The works do not present themselves randomly in space, given that the latter is built upon the former. Metallic structures, chairs and splashes of plastic black ink are spatial mnemonics which have defined, in a certain manner, the life of a person. The daily life of the factory worker, of a proletariat in extinction, is staged right there, using a brief set of elements, in a circular, repetitive, mundane route: gown, high voltage, work, rest, gown, high voltage, work, rest…
Modernity and its own temporality are also discussed from a historical point view, and also through the lenses of the history of art and the artistic movements that shape and conceptualise this exhibition. As von Hafe Péres affirms: “between minimalism and its theatricality, in other words, the need to perceive its surroundings and the way the former can change the latter, process art, entangled in a deciphering that is inherent to its own form, and the contextual answers which define the vast majority of contemporary production according to certain challenges or orders, the works of Nuno Sousa Vieira are clearly focused on deferred temporalities. It is the moment to feel, to understand and the moment to question”. And, through this performance, these ideas are materialised.
The exhibition has in its literary translation a vital element, which is pasted into the room’s brochure, a document endowed with a strict (and precious) listing of this artist’s endeavours – which also operates as a decoding element of a work and a memory. The text allows us to have access to a reality made of lives, experiences, ways of living – times – fragmented by a modern, or post-modern, atomization, elements which unveil a critical unit right here, to which the observer has to predispose himself to access it and, from it, the need for a performativity.
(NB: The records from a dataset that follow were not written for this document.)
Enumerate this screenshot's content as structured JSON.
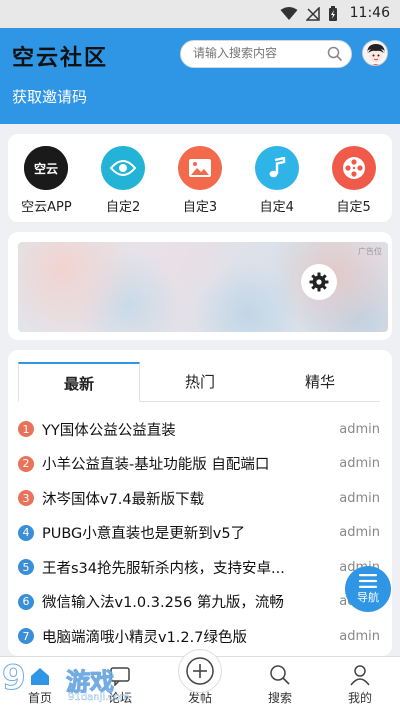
{
  "status_bar": {
    "time": "11:46"
  },
  "header": {
    "logo_text": "空云社区",
    "search_placeholder": "请输入搜索内容",
    "invite_link": "获取邀请码",
    "bg_color": "#2f96e6"
  },
  "quick_links": [
    {
      "label": "空云APP",
      "icon": "app-logo-icon",
      "color": "#1a1a1a"
    },
    {
      "label": "自定2",
      "icon": "eye-icon",
      "color": "#22b3d6"
    },
    {
      "label": "自定3",
      "icon": "image-icon",
      "color": "#f2694b"
    },
    {
      "label": "自定4",
      "icon": "music-note-icon",
      "color": "#2fb4e8"
    },
    {
      "label": "自定5",
      "icon": "film-reel-icon",
      "color": "#f05a4a"
    }
  ],
  "banner": {
    "ad_tag": "广告位"
  },
  "feed": {
    "tabs": [
      {
        "label": "最新",
        "active": true
      },
      {
        "label": "热门",
        "active": false
      },
      {
        "label": "精华",
        "active": false
      }
    ],
    "items": [
      {
        "num": "1",
        "title": "YY国体公益公益直装",
        "author": "admin",
        "color": "#e8735a"
      },
      {
        "num": "2",
        "title": "小羊公益直装-基址功能版 自配端口",
        "author": "admin",
        "color": "#e8735a"
      },
      {
        "num": "3",
        "title": "沐岑国体v7.4最新版下载",
        "author": "admin",
        "color": "#e8735a"
      },
      {
        "num": "4",
        "title": "PUBG小意直装也是更新到v5了",
        "author": "admin",
        "color": "#3a8fd8"
      },
      {
        "num": "5",
        "title": "王者s34抢先服斩杀内核，支持安卓...",
        "author": "admin",
        "color": "#3a8fd8"
      },
      {
        "num": "6",
        "title": "微信输入法v1.0.3.256 第九版，流畅",
        "author": "admin",
        "color": "#3a8fd8"
      },
      {
        "num": "7",
        "title": "电脑端滴哦小精灵v1.2.7绿色版",
        "author": "admin",
        "color": "#3a8fd8"
      }
    ]
  },
  "fab": {
    "label": "导航"
  },
  "tabbar": {
    "items": [
      {
        "label": "首页",
        "icon": "home-icon"
      },
      {
        "label": "论坛",
        "icon": "forum-icon"
      },
      {
        "label": "发帖",
        "icon": "plus-circle-icon"
      },
      {
        "label": "搜索",
        "icon": "search-icon"
      },
      {
        "label": "我的",
        "icon": "user-icon"
      }
    ]
  },
  "watermark": {
    "big": "9",
    "text": "游戏",
    "url": "91danji.com"
  }
}
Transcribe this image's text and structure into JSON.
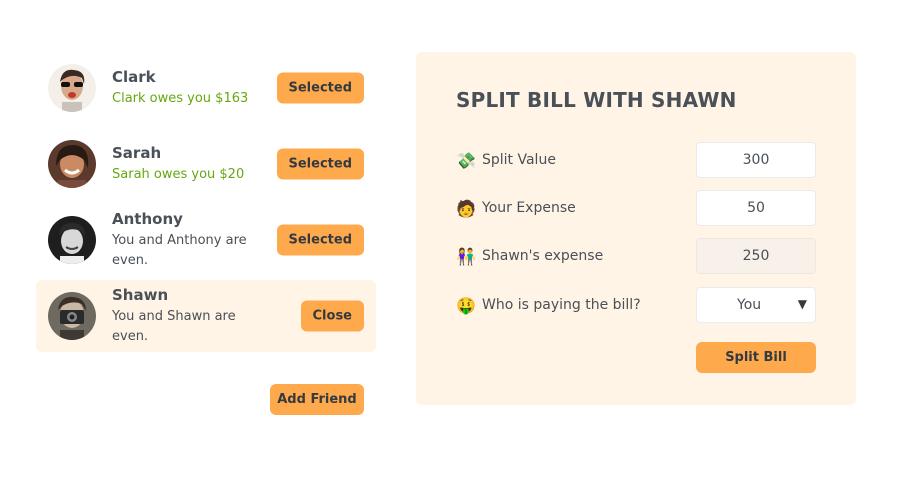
{
  "friends": [
    {
      "name": "Clark",
      "status": "Clark owes you $163",
      "status_type": "owes",
      "button": "Selected",
      "selected": false
    },
    {
      "name": "Sarah",
      "status": "Sarah owes you $20",
      "status_type": "owes",
      "button": "Selected",
      "selected": false
    },
    {
      "name": "Anthony",
      "status": "You and Anthony are even.",
      "status_type": "even",
      "button": "Selected",
      "selected": false
    },
    {
      "name": "Shawn",
      "status": "You and Shawn are even.",
      "status_type": "even",
      "button": "Close",
      "selected": true
    }
  ],
  "add_friend_label": "Add Friend",
  "split": {
    "title": "SPLIT BILL WITH SHAWN",
    "bill_label": "Split Value",
    "bill_icon": "money-icon",
    "bill_value": "300",
    "your_label": "Your Expense",
    "your_icon": "person-icon",
    "your_value": "50",
    "friend_label": "Shawn's expense",
    "friend_icon": "couple-icon",
    "friend_value": "250",
    "payer_label": "Who is paying the bill?",
    "payer_icon": "money-face-icon",
    "payer_value": "You",
    "submit_label": "Split Bill"
  },
  "colors": {
    "accent": "#ffa94d",
    "panel_bg": "#fff4e6",
    "owes_text": "#66a80f",
    "text": "#495057"
  }
}
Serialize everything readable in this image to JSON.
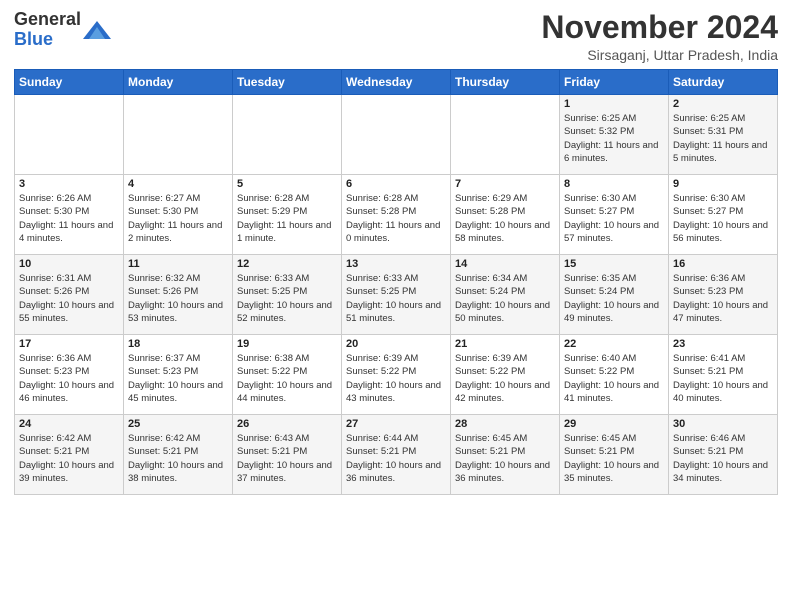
{
  "logo": {
    "general": "General",
    "blue": "Blue"
  },
  "header": {
    "month_title": "November 2024",
    "subtitle": "Sirsaganj, Uttar Pradesh, India"
  },
  "days_of_week": [
    "Sunday",
    "Monday",
    "Tuesday",
    "Wednesday",
    "Thursday",
    "Friday",
    "Saturday"
  ],
  "weeks": [
    [
      {
        "day": "",
        "info": ""
      },
      {
        "day": "",
        "info": ""
      },
      {
        "day": "",
        "info": ""
      },
      {
        "day": "",
        "info": ""
      },
      {
        "day": "",
        "info": ""
      },
      {
        "day": "1",
        "info": "Sunrise: 6:25 AM\nSunset: 5:32 PM\nDaylight: 11 hours and 6 minutes."
      },
      {
        "day": "2",
        "info": "Sunrise: 6:25 AM\nSunset: 5:31 PM\nDaylight: 11 hours and 5 minutes."
      }
    ],
    [
      {
        "day": "3",
        "info": "Sunrise: 6:26 AM\nSunset: 5:30 PM\nDaylight: 11 hours and 4 minutes."
      },
      {
        "day": "4",
        "info": "Sunrise: 6:27 AM\nSunset: 5:30 PM\nDaylight: 11 hours and 2 minutes."
      },
      {
        "day": "5",
        "info": "Sunrise: 6:28 AM\nSunset: 5:29 PM\nDaylight: 11 hours and 1 minute."
      },
      {
        "day": "6",
        "info": "Sunrise: 6:28 AM\nSunset: 5:28 PM\nDaylight: 11 hours and 0 minutes."
      },
      {
        "day": "7",
        "info": "Sunrise: 6:29 AM\nSunset: 5:28 PM\nDaylight: 10 hours and 58 minutes."
      },
      {
        "day": "8",
        "info": "Sunrise: 6:30 AM\nSunset: 5:27 PM\nDaylight: 10 hours and 57 minutes."
      },
      {
        "day": "9",
        "info": "Sunrise: 6:30 AM\nSunset: 5:27 PM\nDaylight: 10 hours and 56 minutes."
      }
    ],
    [
      {
        "day": "10",
        "info": "Sunrise: 6:31 AM\nSunset: 5:26 PM\nDaylight: 10 hours and 55 minutes."
      },
      {
        "day": "11",
        "info": "Sunrise: 6:32 AM\nSunset: 5:26 PM\nDaylight: 10 hours and 53 minutes."
      },
      {
        "day": "12",
        "info": "Sunrise: 6:33 AM\nSunset: 5:25 PM\nDaylight: 10 hours and 52 minutes."
      },
      {
        "day": "13",
        "info": "Sunrise: 6:33 AM\nSunset: 5:25 PM\nDaylight: 10 hours and 51 minutes."
      },
      {
        "day": "14",
        "info": "Sunrise: 6:34 AM\nSunset: 5:24 PM\nDaylight: 10 hours and 50 minutes."
      },
      {
        "day": "15",
        "info": "Sunrise: 6:35 AM\nSunset: 5:24 PM\nDaylight: 10 hours and 49 minutes."
      },
      {
        "day": "16",
        "info": "Sunrise: 6:36 AM\nSunset: 5:23 PM\nDaylight: 10 hours and 47 minutes."
      }
    ],
    [
      {
        "day": "17",
        "info": "Sunrise: 6:36 AM\nSunset: 5:23 PM\nDaylight: 10 hours and 46 minutes."
      },
      {
        "day": "18",
        "info": "Sunrise: 6:37 AM\nSunset: 5:23 PM\nDaylight: 10 hours and 45 minutes."
      },
      {
        "day": "19",
        "info": "Sunrise: 6:38 AM\nSunset: 5:22 PM\nDaylight: 10 hours and 44 minutes."
      },
      {
        "day": "20",
        "info": "Sunrise: 6:39 AM\nSunset: 5:22 PM\nDaylight: 10 hours and 43 minutes."
      },
      {
        "day": "21",
        "info": "Sunrise: 6:39 AM\nSunset: 5:22 PM\nDaylight: 10 hours and 42 minutes."
      },
      {
        "day": "22",
        "info": "Sunrise: 6:40 AM\nSunset: 5:22 PM\nDaylight: 10 hours and 41 minutes."
      },
      {
        "day": "23",
        "info": "Sunrise: 6:41 AM\nSunset: 5:21 PM\nDaylight: 10 hours and 40 minutes."
      }
    ],
    [
      {
        "day": "24",
        "info": "Sunrise: 6:42 AM\nSunset: 5:21 PM\nDaylight: 10 hours and 39 minutes."
      },
      {
        "day": "25",
        "info": "Sunrise: 6:42 AM\nSunset: 5:21 PM\nDaylight: 10 hours and 38 minutes."
      },
      {
        "day": "26",
        "info": "Sunrise: 6:43 AM\nSunset: 5:21 PM\nDaylight: 10 hours and 37 minutes."
      },
      {
        "day": "27",
        "info": "Sunrise: 6:44 AM\nSunset: 5:21 PM\nDaylight: 10 hours and 36 minutes."
      },
      {
        "day": "28",
        "info": "Sunrise: 6:45 AM\nSunset: 5:21 PM\nDaylight: 10 hours and 36 minutes."
      },
      {
        "day": "29",
        "info": "Sunrise: 6:45 AM\nSunset: 5:21 PM\nDaylight: 10 hours and 35 minutes."
      },
      {
        "day": "30",
        "info": "Sunrise: 6:46 AM\nSunset: 5:21 PM\nDaylight: 10 hours and 34 minutes."
      }
    ]
  ]
}
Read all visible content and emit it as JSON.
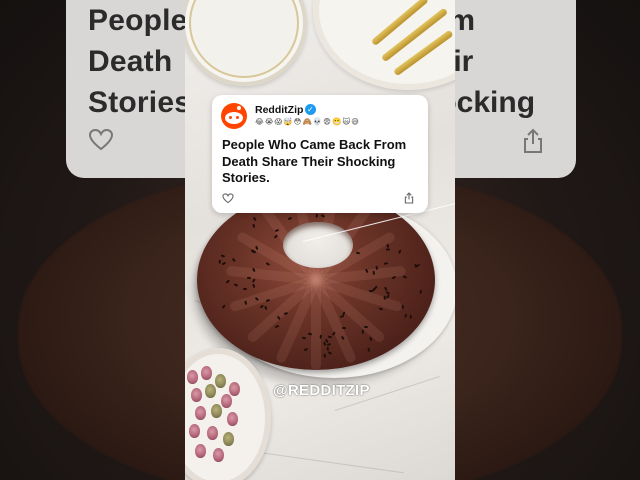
{
  "post": {
    "account_name": "RedditZip",
    "verified_icon": "check-badge-icon",
    "emoji_line": "😂😭😱🤯😳🙈💀😨😬🙀😅",
    "title": "People Who Came Back From Death Share Their Shocking Stories.",
    "like_icon": "heart-outline-icon",
    "share_icon": "share-icon"
  },
  "background_card": {
    "title_visible": "People\nDeath\nStories",
    "title_right_fragments": "From\nTheir Shocking"
  },
  "watermark": {
    "text": "@REDDITZIP"
  },
  "colors": {
    "avatar_brand": "#ff4500",
    "verified_badge": "#1d9bf0",
    "card_background": "#ffffff",
    "cake_chocolate": "#5a2a20"
  }
}
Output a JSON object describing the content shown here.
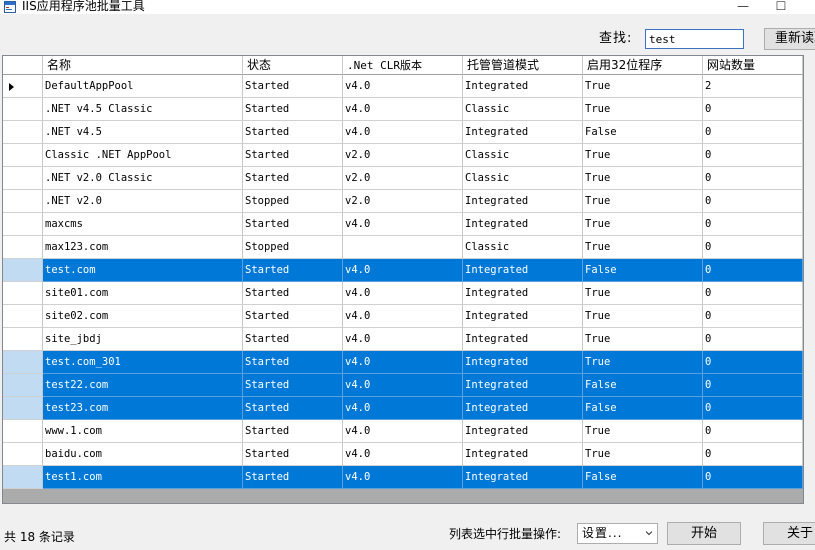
{
  "window": {
    "title": "IIS应用程序池批量工具",
    "minimize_label": "—",
    "maximize_label": "☐"
  },
  "search": {
    "label": "查找:",
    "value": "test",
    "reload_label": "重新读取"
  },
  "grid": {
    "columns": [
      "名称",
      "状态",
      ".Net CLR版本",
      "托管管道模式",
      "启用32位程序",
      "网站数量"
    ],
    "rows": [
      {
        "selected": false,
        "current": true,
        "cells": [
          "DefaultAppPool",
          "Started",
          "v4.0",
          "Integrated",
          "True",
          "2"
        ]
      },
      {
        "selected": false,
        "current": false,
        "cells": [
          ".NET v4.5 Classic",
          "Started",
          "v4.0",
          "Classic",
          "True",
          "0"
        ]
      },
      {
        "selected": false,
        "current": false,
        "cells": [
          ".NET v4.5",
          "Started",
          "v4.0",
          "Integrated",
          "False",
          "0"
        ]
      },
      {
        "selected": false,
        "current": false,
        "cells": [
          "Classic .NET AppPool",
          "Started",
          "v2.0",
          "Classic",
          "True",
          "0"
        ]
      },
      {
        "selected": false,
        "current": false,
        "cells": [
          ".NET v2.0 Classic",
          "Started",
          "v2.0",
          "Classic",
          "True",
          "0"
        ]
      },
      {
        "selected": false,
        "current": false,
        "cells": [
          ".NET v2.0",
          "Stopped",
          "v2.0",
          "Integrated",
          "True",
          "0"
        ]
      },
      {
        "selected": false,
        "current": false,
        "cells": [
          "maxcms",
          "Started",
          "v4.0",
          "Integrated",
          "True",
          "0"
        ]
      },
      {
        "selected": false,
        "current": false,
        "cells": [
          "max123.com",
          "Stopped",
          "",
          "Classic",
          "True",
          "0"
        ]
      },
      {
        "selected": true,
        "current": false,
        "cells": [
          "test.com",
          "Started",
          "v4.0",
          "Integrated",
          "False",
          "0"
        ]
      },
      {
        "selected": false,
        "current": false,
        "cells": [
          "site01.com",
          "Started",
          "v4.0",
          "Integrated",
          "True",
          "0"
        ]
      },
      {
        "selected": false,
        "current": false,
        "cells": [
          "site02.com",
          "Started",
          "v4.0",
          "Integrated",
          "True",
          "0"
        ]
      },
      {
        "selected": false,
        "current": false,
        "cells": [
          "site_jbdj",
          "Started",
          "v4.0",
          "Integrated",
          "True",
          "0"
        ]
      },
      {
        "selected": true,
        "current": false,
        "cells": [
          "test.com_301",
          "Started",
          "v4.0",
          "Integrated",
          "True",
          "0"
        ]
      },
      {
        "selected": true,
        "current": false,
        "cells": [
          "test22.com",
          "Started",
          "v4.0",
          "Integrated",
          "False",
          "0"
        ]
      },
      {
        "selected": true,
        "current": false,
        "cells": [
          "test23.com",
          "Started",
          "v4.0",
          "Integrated",
          "False",
          "0"
        ]
      },
      {
        "selected": false,
        "current": false,
        "cells": [
          "www.1.com",
          "Started",
          "v4.0",
          "Integrated",
          "True",
          "0"
        ]
      },
      {
        "selected": false,
        "current": false,
        "cells": [
          "baidu.com",
          "Started",
          "v4.0",
          "Integrated",
          "True",
          "0"
        ]
      },
      {
        "selected": true,
        "current": false,
        "cells": [
          "test1.com",
          "Started",
          "v4.0",
          "Integrated",
          "False",
          "0"
        ]
      }
    ]
  },
  "footer": {
    "record_count": "共 18 条记录",
    "batch_label": "列表选中行批量操作:",
    "operation_selected": "设置...",
    "start_label": "开始",
    "about_label": "关于"
  },
  "colors": {
    "selection": "#0078d7",
    "selection_row_header": "#c1dcf2",
    "grid_background": "#ababab",
    "window_background": "#f0f0f0"
  },
  "icons": {
    "app": "app-window-icon",
    "row_pointer": "row-pointer-icon",
    "dropdown": "chevron-down-icon"
  }
}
A crucial and preliminary guide, quite indicative and far from being exhaustive.
Nasci num dia curto de Inverno, by Nuno Sousa Vieira, with Miguel von Hafe Pérez as its curator, is currently on exhibition at Fundação Portuguesa das Telecomunicações until July 8, in a partnership between this institution and Galeria Bessa Pereira.